▶ [TO DO] What you give back must match the records below exactly, apart from the pictures, which are omitted.

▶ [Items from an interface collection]
▬▬▬▬▬▬▬▬▬▬
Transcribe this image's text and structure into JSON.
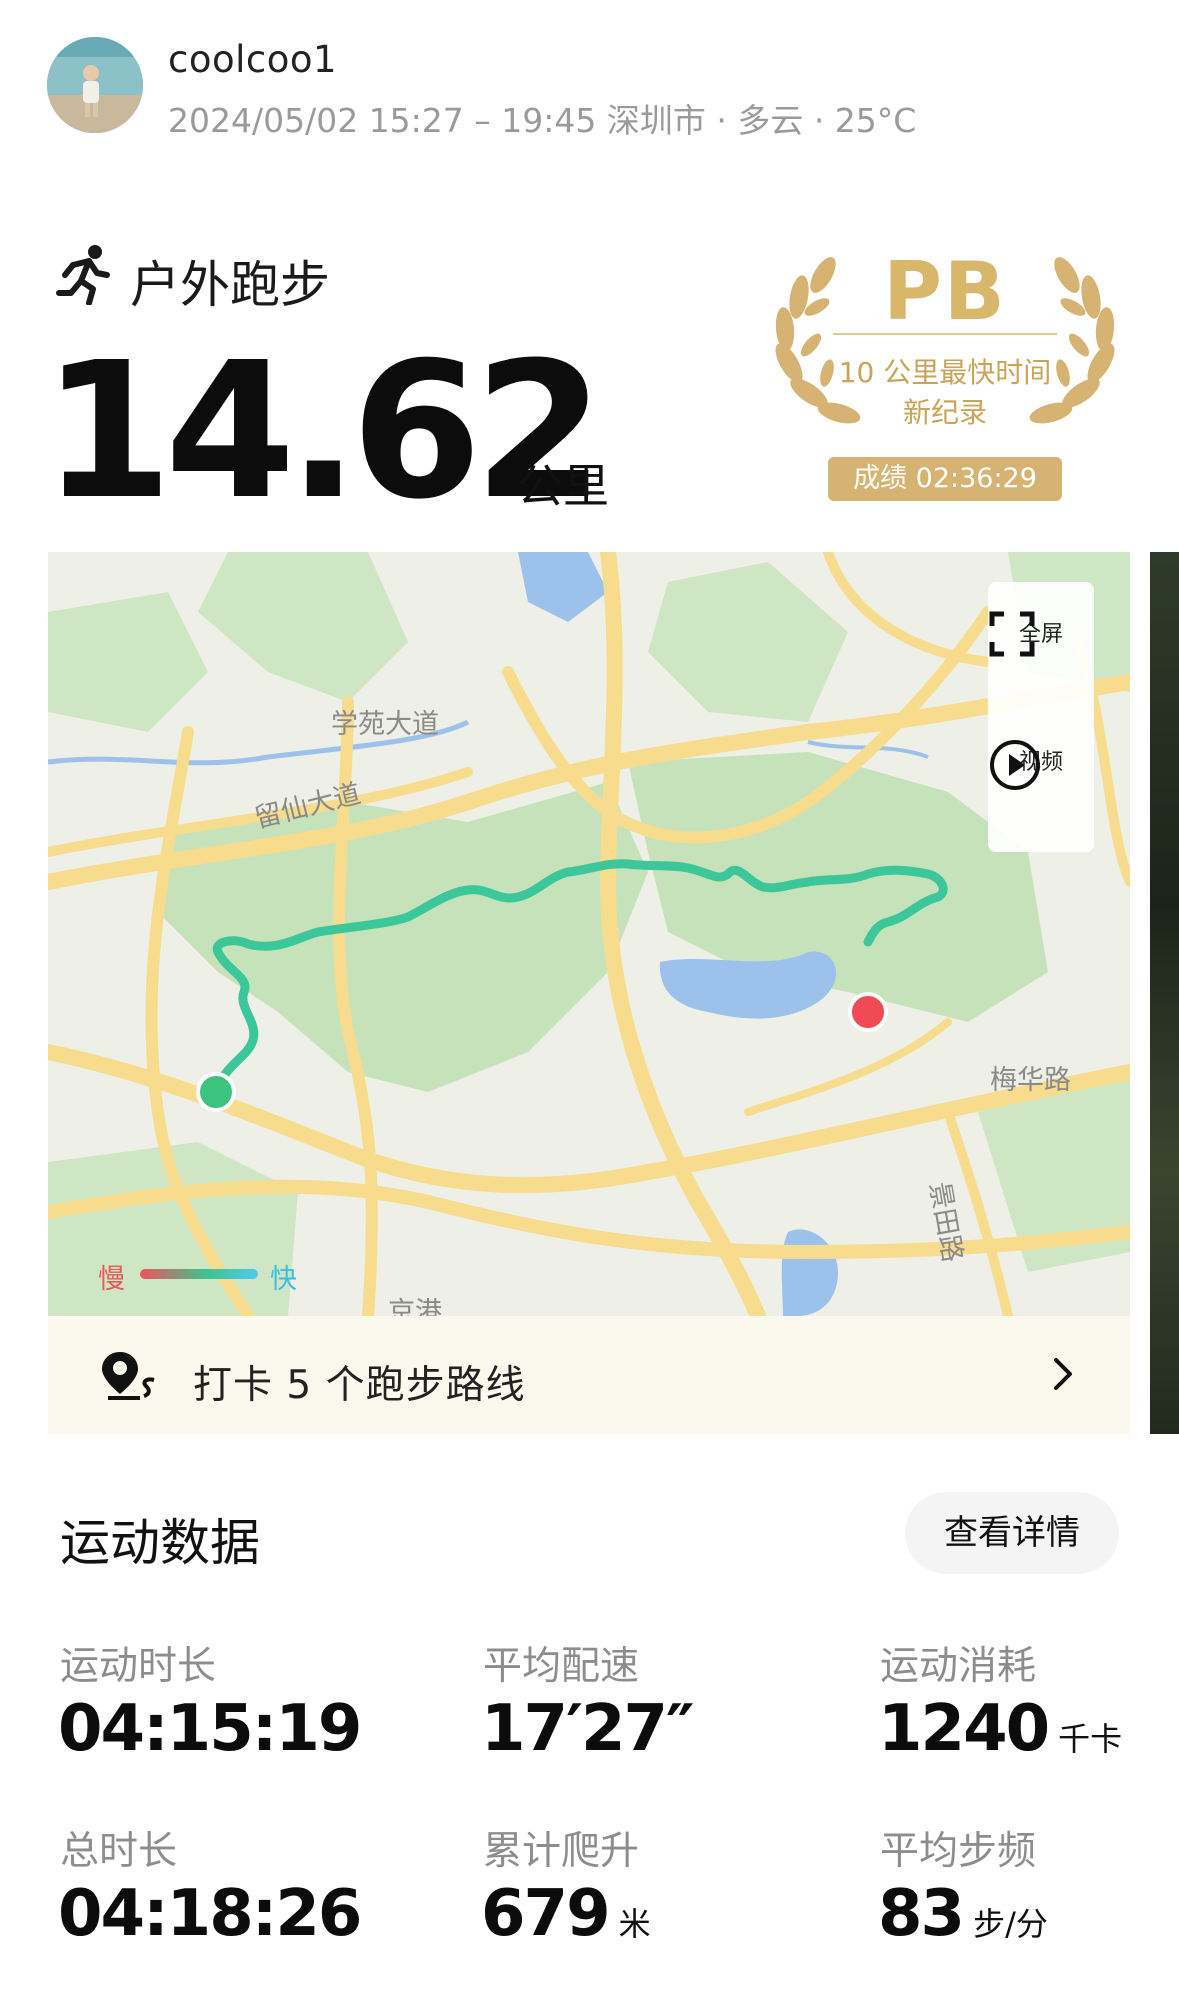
{
  "user": {
    "name": "coolcoo1",
    "meta": "2024/05/02 15:27 – 19:45 深圳市 · 多云 · 25°C"
  },
  "activity": {
    "type": "户外跑步",
    "distance": "14.62",
    "unit": "公里",
    "icon": "running-icon"
  },
  "pb": {
    "title": "PB",
    "line1": "10 公里最快时间",
    "line2": "新纪录",
    "result": "成绩 02:36:29",
    "color": "#d6b373"
  },
  "map": {
    "labels": {
      "road1": "学苑大道",
      "road2": "留仙大道",
      "road3": "梅华路",
      "road4": "景田路",
      "road5": "京港"
    },
    "controls": {
      "fullscreen": "全屏",
      "video": "视频"
    },
    "legend": {
      "slow": "慢",
      "fast": "快"
    },
    "route_color": "#3cc79a",
    "start_color": "#3cc47e",
    "end_color": "#ef4a55"
  },
  "checkin": {
    "text": "打卡 5 个跑步路线"
  },
  "stats": {
    "title": "运动数据",
    "details_button": "查看详情",
    "items": [
      {
        "label": "运动时长",
        "value": "04:15:19",
        "unit": ""
      },
      {
        "label": "平均配速",
        "value": "17′27″",
        "unit": ""
      },
      {
        "label": "运动消耗",
        "value": "1240",
        "unit": "千卡"
      },
      {
        "label": "总时长",
        "value": "04:18:26",
        "unit": ""
      },
      {
        "label": "累计爬升",
        "value": "679",
        "unit": "米"
      },
      {
        "label": "平均步频",
        "value": "83",
        "unit": "步/分"
      }
    ]
  }
}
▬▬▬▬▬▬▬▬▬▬
▶ [COMPLETED EXERCISE]
Transcribe this image's text and structure into JSON.
{
  "user": {
    "name": "coolcoo1",
    "meta": "2024/05/02 15:27 – 19:45 深圳市 · 多云 · 25°C"
  },
  "activity": {
    "type": "户外跑步",
    "distance": "14.62",
    "unit": "公里",
    "icon": "running-icon"
  },
  "pb": {
    "title": "PB",
    "line1": "10 公里最快时间",
    "line2": "新纪录",
    "result": "成绩 02:36:29",
    "color": "#d6b373"
  },
  "map": {
    "labels": {
      "road1": "学苑大道",
      "road2": "留仙大道",
      "road3": "梅华路",
      "road4": "景田路",
      "road5": "京港"
    },
    "controls": {
      "fullscreen": "全屏",
      "video": "视频"
    },
    "legend": {
      "slow": "慢",
      "fast": "快"
    },
    "route_color": "#3cc79a",
    "start_color": "#3cc47e",
    "end_color": "#ef4a55"
  },
  "checkin": {
    "text": "打卡 5 个跑步路线"
  },
  "stats": {
    "title": "运动数据",
    "details_button": "查看详情",
    "items": [
      {
        "label": "运动时长",
        "value": "04:15:19",
        "unit": ""
      },
      {
        "label": "平均配速",
        "value": "17′27″",
        "unit": ""
      },
      {
        "label": "运动消耗",
        "value": "1240",
        "unit": "千卡"
      },
      {
        "label": "总时长",
        "value": "04:18:26",
        "unit": ""
      },
      {
        "label": "累计爬升",
        "value": "679",
        "unit": "米"
      },
      {
        "label": "平均步频",
        "value": "83",
        "unit": "步/分"
      }
    ]
  }
}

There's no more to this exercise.